[RECORDS SUPPLIED]
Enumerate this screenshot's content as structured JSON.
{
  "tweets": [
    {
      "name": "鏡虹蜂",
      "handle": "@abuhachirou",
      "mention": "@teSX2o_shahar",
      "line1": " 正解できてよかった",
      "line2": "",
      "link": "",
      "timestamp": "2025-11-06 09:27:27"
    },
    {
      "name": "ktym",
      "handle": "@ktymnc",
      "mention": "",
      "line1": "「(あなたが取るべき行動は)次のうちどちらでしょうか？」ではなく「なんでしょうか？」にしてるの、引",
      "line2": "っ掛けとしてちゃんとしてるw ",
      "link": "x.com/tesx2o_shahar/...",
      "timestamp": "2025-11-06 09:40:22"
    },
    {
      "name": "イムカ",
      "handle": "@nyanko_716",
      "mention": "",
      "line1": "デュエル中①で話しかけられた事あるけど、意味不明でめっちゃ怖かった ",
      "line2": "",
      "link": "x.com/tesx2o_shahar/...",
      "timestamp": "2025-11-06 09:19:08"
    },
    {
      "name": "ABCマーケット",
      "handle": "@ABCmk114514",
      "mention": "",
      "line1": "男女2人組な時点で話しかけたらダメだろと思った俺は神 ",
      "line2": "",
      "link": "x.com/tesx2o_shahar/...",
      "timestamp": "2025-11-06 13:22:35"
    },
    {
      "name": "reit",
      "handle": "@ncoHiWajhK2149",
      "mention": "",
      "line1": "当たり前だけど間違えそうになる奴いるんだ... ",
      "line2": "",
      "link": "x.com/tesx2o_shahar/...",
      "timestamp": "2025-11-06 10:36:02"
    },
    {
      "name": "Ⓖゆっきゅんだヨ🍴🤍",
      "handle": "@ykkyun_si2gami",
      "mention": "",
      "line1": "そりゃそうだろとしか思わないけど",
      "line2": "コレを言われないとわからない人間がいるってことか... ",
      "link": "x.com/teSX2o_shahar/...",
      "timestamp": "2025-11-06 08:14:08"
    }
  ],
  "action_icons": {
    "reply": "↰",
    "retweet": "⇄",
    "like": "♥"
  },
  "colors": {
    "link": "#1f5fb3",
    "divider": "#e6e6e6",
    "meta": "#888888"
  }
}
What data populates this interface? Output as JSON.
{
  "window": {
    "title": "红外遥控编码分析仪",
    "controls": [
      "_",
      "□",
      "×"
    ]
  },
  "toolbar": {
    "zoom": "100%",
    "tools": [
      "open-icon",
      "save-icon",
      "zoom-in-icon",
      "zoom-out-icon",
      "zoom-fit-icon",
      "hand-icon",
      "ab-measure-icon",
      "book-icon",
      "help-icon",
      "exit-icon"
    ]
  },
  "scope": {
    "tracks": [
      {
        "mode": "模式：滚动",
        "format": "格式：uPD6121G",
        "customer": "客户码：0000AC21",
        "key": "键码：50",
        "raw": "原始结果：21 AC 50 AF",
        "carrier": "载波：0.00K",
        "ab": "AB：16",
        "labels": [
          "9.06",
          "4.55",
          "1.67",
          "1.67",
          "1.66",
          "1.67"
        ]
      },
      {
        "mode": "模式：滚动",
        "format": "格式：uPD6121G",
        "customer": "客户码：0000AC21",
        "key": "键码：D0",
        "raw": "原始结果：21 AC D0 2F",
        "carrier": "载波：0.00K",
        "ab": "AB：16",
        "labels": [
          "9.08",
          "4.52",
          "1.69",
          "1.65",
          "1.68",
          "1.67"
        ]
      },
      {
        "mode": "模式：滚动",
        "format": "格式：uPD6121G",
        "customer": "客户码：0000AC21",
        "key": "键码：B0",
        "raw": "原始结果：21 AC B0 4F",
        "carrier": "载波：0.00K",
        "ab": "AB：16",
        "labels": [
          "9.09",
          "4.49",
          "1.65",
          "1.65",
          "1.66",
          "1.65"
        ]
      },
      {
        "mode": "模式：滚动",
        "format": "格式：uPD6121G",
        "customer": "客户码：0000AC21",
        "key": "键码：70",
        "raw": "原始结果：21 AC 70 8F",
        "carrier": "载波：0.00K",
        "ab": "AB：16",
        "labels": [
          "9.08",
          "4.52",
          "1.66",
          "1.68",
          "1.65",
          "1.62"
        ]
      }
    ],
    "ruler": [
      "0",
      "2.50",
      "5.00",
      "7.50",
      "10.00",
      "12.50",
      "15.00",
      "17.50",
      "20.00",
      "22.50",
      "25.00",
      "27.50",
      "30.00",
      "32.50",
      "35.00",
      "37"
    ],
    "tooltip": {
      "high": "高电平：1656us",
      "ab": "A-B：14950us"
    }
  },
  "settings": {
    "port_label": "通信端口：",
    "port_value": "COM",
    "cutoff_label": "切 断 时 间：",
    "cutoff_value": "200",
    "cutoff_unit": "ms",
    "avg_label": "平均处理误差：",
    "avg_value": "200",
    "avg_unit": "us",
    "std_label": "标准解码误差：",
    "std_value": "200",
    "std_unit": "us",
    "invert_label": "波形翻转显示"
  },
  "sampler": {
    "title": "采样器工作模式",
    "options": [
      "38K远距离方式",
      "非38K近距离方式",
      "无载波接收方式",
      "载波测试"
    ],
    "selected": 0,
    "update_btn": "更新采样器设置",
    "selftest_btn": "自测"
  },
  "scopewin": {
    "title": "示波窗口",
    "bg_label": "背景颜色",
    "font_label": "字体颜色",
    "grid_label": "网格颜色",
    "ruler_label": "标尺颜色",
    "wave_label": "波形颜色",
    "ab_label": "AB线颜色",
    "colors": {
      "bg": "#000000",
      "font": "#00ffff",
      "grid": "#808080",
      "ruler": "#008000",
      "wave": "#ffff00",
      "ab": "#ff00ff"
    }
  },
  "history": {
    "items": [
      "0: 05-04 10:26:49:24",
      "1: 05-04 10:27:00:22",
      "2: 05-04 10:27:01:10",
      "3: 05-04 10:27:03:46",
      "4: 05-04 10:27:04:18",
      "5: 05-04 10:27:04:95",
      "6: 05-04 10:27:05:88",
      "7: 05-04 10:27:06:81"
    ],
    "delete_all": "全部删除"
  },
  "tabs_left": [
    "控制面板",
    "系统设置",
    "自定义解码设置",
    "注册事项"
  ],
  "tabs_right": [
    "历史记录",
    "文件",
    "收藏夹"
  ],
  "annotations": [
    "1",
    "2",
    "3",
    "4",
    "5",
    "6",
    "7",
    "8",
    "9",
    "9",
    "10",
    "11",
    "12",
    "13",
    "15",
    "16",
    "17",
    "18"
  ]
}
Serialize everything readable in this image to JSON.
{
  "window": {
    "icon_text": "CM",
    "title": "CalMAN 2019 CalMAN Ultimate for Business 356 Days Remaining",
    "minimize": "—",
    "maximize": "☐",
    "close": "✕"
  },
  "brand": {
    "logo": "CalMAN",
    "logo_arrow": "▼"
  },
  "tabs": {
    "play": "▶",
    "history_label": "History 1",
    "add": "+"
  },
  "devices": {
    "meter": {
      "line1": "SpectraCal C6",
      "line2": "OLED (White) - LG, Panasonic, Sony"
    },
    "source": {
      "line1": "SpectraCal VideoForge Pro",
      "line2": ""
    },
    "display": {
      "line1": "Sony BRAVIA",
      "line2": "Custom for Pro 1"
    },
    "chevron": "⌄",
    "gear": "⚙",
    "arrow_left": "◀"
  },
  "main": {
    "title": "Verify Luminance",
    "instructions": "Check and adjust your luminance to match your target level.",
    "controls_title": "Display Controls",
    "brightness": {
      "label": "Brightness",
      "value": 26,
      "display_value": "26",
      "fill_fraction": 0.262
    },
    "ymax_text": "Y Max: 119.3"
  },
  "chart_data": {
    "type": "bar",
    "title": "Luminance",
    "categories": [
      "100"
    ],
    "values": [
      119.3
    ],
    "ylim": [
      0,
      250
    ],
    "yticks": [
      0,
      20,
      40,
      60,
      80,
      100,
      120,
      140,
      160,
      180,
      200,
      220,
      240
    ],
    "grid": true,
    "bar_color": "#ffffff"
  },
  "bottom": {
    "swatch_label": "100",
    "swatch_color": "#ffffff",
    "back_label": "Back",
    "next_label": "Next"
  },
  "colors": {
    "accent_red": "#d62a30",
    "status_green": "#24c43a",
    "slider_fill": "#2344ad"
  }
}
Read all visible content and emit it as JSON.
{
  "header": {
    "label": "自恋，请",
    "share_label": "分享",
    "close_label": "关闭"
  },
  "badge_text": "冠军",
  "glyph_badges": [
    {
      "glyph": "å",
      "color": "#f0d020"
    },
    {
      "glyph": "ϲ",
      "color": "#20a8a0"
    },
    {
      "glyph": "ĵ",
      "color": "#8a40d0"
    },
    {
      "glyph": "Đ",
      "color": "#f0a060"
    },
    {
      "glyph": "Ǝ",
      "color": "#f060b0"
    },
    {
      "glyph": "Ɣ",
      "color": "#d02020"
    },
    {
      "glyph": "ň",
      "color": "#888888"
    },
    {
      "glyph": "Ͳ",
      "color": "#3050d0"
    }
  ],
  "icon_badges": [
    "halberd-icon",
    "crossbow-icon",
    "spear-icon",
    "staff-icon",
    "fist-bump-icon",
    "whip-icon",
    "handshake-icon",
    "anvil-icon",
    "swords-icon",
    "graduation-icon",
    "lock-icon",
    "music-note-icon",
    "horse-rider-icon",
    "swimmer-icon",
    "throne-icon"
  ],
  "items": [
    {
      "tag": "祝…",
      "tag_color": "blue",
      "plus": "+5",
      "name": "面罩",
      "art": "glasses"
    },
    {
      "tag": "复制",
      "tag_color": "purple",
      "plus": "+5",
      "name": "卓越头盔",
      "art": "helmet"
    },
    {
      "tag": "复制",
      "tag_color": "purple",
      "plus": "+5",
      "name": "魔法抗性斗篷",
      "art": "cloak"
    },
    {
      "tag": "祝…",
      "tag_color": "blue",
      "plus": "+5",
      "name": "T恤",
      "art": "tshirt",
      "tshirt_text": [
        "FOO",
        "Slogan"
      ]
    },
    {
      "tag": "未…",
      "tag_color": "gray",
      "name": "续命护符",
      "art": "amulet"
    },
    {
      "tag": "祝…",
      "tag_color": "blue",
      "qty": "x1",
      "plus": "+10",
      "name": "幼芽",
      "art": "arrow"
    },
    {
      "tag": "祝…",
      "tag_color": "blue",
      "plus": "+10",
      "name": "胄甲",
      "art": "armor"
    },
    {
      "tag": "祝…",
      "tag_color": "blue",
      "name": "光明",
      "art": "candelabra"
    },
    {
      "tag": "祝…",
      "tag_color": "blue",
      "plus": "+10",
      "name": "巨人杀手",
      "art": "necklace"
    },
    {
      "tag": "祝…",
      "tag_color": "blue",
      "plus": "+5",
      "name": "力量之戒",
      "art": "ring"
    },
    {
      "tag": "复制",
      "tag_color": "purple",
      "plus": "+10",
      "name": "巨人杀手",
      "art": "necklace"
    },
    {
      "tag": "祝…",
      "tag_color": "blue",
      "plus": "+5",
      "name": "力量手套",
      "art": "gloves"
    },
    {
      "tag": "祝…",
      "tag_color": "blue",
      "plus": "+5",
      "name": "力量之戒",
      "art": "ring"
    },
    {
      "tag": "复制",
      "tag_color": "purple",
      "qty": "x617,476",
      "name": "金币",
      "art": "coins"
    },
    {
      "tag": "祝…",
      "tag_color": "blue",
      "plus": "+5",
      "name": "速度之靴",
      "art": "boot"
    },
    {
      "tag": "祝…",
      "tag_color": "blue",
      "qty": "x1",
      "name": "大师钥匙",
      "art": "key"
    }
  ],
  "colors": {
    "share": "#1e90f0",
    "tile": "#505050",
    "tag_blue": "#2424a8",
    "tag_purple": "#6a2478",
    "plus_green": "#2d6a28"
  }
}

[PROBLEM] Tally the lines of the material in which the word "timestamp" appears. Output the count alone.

[ANSWER TO THE PROBLEM] 6